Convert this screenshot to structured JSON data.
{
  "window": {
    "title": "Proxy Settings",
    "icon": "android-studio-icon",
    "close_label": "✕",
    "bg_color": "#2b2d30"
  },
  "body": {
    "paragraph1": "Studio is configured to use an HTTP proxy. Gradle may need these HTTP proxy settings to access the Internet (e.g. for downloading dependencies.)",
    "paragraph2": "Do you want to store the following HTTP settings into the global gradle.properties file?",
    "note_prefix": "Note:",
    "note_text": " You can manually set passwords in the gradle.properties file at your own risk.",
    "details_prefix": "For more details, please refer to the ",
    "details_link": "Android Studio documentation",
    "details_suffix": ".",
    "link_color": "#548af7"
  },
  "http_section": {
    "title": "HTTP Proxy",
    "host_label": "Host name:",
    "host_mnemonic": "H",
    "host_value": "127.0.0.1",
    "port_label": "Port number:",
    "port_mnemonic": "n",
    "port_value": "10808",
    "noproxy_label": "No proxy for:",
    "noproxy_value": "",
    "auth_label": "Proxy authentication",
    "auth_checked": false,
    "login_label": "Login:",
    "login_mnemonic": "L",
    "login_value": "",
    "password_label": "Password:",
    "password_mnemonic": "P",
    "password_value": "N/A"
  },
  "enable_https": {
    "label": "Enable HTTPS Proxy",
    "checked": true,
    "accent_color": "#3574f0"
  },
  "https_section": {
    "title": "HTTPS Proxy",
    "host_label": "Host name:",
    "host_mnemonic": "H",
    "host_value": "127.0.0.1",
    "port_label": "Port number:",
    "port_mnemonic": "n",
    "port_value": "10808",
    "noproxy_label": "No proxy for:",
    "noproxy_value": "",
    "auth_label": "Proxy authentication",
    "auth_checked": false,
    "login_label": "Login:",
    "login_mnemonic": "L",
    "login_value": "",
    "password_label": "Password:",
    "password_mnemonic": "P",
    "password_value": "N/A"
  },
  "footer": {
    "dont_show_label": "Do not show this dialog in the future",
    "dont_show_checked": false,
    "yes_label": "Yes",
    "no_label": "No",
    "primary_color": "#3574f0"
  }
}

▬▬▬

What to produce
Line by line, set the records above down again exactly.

Output for this task
Convert this screenshot to structured JSON data.
{
  "window": {
    "title": "Proxy Settings",
    "icon": "android-studio-icon",
    "close_label": "✕",
    "bg_color": "#2b2d30"
  },
  "body": {
    "paragraph1": "Studio is configured to use an HTTP proxy. Gradle may need these HTTP proxy settings to access the Internet (e.g. for downloading dependencies.)",
    "paragraph2": "Do you want to store the following HTTP settings into the global gradle.properties file?",
    "note_prefix": "Note:",
    "note_text": " You can manually set passwords in the gradle.properties file at your own risk.",
    "details_prefix": "For more details, please refer to the ",
    "details_link": "Android Studio documentation",
    "details_suffix": ".",
    "link_color": "#548af7"
  },
  "http_section": {
    "title": "HTTP Proxy",
    "host_label": "Host name:",
    "host_mnemonic": "H",
    "host_value": "127.0.0.1",
    "port_label": "Port number:",
    "port_mnemonic": "n",
    "port_value": "10808",
    "noproxy_label": "No proxy for:",
    "noproxy_value": "",
    "auth_label": "Proxy authentication",
    "auth_checked": false,
    "login_label": "Login:",
    "login_mnemonic": "L",
    "login_value": "",
    "password_label": "Password:",
    "password_mnemonic": "P",
    "password_value": "N/A"
  },
  "enable_https": {
    "label": "Enable HTTPS Proxy",
    "checked": true,
    "accent_color": "#3574f0"
  },
  "https_section": {
    "title": "HTTPS Proxy",
    "host_label": "Host name:",
    "host_mnemonic": "H",
    "host_value": "127.0.0.1",
    "port_label": "Port number:",
    "port_mnemonic": "n",
    "port_value": "10808",
    "noproxy_label": "No proxy for:",
    "noproxy_value": "",
    "auth_label": "Proxy authentication",
    "auth_checked": false,
    "login_label": "Login:",
    "login_mnemonic": "L",
    "login_value": "",
    "password_label": "Password:",
    "password_mnemonic": "P",
    "password_value": "N/A"
  },
  "footer": {
    "dont_show_label": "Do not show this dialog in the future",
    "dont_show_checked": false,
    "yes_label": "Yes",
    "no_label": "No",
    "primary_color": "#3574f0"
  }
}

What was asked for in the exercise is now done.